'''

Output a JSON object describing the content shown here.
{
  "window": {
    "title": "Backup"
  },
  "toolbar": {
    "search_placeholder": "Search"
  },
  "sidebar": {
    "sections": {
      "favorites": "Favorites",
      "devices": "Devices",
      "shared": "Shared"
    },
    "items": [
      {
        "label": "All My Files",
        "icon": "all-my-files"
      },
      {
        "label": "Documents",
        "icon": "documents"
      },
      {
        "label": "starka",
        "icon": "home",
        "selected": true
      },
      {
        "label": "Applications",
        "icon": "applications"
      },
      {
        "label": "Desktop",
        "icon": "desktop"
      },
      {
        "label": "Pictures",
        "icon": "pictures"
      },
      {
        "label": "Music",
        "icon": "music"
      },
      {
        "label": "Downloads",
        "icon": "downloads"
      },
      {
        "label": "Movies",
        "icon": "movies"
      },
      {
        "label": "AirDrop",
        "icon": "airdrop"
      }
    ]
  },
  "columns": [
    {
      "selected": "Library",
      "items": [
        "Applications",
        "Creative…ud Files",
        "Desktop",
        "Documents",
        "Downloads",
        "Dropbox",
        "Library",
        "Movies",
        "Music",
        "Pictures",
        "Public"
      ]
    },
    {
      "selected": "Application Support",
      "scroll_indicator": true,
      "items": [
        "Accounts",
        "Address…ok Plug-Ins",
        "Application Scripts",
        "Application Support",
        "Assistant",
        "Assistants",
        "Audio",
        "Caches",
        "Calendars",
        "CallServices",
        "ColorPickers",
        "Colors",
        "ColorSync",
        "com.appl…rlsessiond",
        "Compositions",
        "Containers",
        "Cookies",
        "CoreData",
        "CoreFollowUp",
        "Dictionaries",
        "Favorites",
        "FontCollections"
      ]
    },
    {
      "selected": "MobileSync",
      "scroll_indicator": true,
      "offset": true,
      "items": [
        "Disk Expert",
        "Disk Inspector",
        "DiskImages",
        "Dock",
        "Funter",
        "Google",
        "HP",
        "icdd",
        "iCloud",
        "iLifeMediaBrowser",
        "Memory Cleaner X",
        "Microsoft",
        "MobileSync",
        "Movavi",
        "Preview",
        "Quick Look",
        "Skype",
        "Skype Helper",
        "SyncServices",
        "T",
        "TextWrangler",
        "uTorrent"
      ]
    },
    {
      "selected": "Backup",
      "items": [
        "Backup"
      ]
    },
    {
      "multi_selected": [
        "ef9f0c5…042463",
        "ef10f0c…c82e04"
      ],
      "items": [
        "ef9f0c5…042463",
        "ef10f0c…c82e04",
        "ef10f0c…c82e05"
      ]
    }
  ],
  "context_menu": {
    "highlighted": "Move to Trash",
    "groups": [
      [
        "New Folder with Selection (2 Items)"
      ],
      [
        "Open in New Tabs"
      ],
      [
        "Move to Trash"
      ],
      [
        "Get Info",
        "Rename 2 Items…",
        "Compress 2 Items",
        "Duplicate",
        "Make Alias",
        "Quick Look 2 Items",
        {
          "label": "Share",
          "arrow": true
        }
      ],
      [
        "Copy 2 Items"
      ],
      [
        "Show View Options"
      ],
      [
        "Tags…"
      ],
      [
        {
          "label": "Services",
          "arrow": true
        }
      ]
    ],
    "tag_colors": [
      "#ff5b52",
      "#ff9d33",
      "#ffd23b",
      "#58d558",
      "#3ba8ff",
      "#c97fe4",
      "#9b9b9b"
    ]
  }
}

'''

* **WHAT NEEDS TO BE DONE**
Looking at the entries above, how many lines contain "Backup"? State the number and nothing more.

* **WRITTEN SOLUTION**
3